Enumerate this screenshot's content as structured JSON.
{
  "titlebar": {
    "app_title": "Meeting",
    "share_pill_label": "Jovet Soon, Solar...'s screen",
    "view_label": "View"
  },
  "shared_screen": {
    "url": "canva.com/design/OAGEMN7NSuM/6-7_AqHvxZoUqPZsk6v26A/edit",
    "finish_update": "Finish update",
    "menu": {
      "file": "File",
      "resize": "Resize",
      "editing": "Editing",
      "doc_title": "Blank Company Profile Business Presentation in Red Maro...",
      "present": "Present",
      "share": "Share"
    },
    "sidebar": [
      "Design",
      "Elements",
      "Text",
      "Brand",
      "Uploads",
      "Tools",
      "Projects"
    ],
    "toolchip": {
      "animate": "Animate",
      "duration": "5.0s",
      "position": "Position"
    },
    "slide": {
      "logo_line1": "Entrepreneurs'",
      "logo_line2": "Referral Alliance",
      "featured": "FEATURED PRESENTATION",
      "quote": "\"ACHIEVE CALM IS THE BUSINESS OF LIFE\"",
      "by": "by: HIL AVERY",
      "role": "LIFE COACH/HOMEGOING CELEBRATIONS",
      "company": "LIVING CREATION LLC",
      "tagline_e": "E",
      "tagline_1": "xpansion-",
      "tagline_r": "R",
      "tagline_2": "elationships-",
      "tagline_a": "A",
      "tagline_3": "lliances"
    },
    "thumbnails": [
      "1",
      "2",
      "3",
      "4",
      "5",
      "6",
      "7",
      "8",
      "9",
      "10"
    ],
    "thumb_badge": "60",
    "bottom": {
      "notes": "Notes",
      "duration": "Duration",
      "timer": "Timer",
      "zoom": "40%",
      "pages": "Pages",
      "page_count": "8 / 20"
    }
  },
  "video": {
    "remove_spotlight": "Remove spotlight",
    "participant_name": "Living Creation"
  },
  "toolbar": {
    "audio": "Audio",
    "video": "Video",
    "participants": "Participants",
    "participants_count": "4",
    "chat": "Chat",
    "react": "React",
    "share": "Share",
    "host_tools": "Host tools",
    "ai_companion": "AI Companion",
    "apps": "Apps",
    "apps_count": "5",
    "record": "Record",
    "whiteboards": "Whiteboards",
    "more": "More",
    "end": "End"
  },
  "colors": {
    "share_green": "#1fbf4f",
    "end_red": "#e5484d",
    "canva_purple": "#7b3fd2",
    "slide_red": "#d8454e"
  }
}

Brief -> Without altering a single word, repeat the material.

Solution below ->
Enumerate this screenshot's content as structured JSON.
{
  "titlebar": {
    "app_title": "Meeting",
    "share_pill_label": "Jovet Soon, Solar...'s screen",
    "view_label": "View"
  },
  "shared_screen": {
    "url": "canva.com/design/OAGEMN7NSuM/6-7_AqHvxZoUqPZsk6v26A/edit",
    "finish_update": "Finish update",
    "menu": {
      "file": "File",
      "resize": "Resize",
      "editing": "Editing",
      "doc_title": "Blank Company Profile Business Presentation in Red Maro...",
      "present": "Present",
      "share": "Share"
    },
    "sidebar": [
      "Design",
      "Elements",
      "Text",
      "Brand",
      "Uploads",
      "Tools",
      "Projects"
    ],
    "toolchip": {
      "animate": "Animate",
      "duration": "5.0s",
      "position": "Position"
    },
    "slide": {
      "logo_line1": "Entrepreneurs'",
      "logo_line2": "Referral Alliance",
      "featured": "FEATURED PRESENTATION",
      "quote": "\"ACHIEVE CALM IS THE BUSINESS OF LIFE\"",
      "by": "by: HIL AVERY",
      "role": "LIFE COACH/HOMEGOING CELEBRATIONS",
      "company": "LIVING CREATION LLC",
      "tagline_e": "E",
      "tagline_1": "xpansion-",
      "tagline_r": "R",
      "tagline_2": "elationships-",
      "tagline_a": "A",
      "tagline_3": "lliances"
    },
    "thumbnails": [
      "1",
      "2",
      "3",
      "4",
      "5",
      "6",
      "7",
      "8",
      "9",
      "10"
    ],
    "thumb_badge": "60",
    "bottom": {
      "notes": "Notes",
      "duration": "Duration",
      "timer": "Timer",
      "zoom": "40%",
      "pages": "Pages",
      "page_count": "8 / 20"
    }
  },
  "video": {
    "remove_spotlight": "Remove spotlight",
    "participant_name": "Living Creation"
  },
  "toolbar": {
    "audio": "Audio",
    "video": "Video",
    "participants": "Participants",
    "participants_count": "4",
    "chat": "Chat",
    "react": "React",
    "share": "Share",
    "host_tools": "Host tools",
    "ai_companion": "AI Companion",
    "apps": "Apps",
    "apps_count": "5",
    "record": "Record",
    "whiteboards": "Whiteboards",
    "more": "More",
    "end": "End"
  },
  "colors": {
    "share_green": "#1fbf4f",
    "end_red": "#e5484d",
    "canva_purple": "#7b3fd2",
    "slide_red": "#d8454e"
  }
}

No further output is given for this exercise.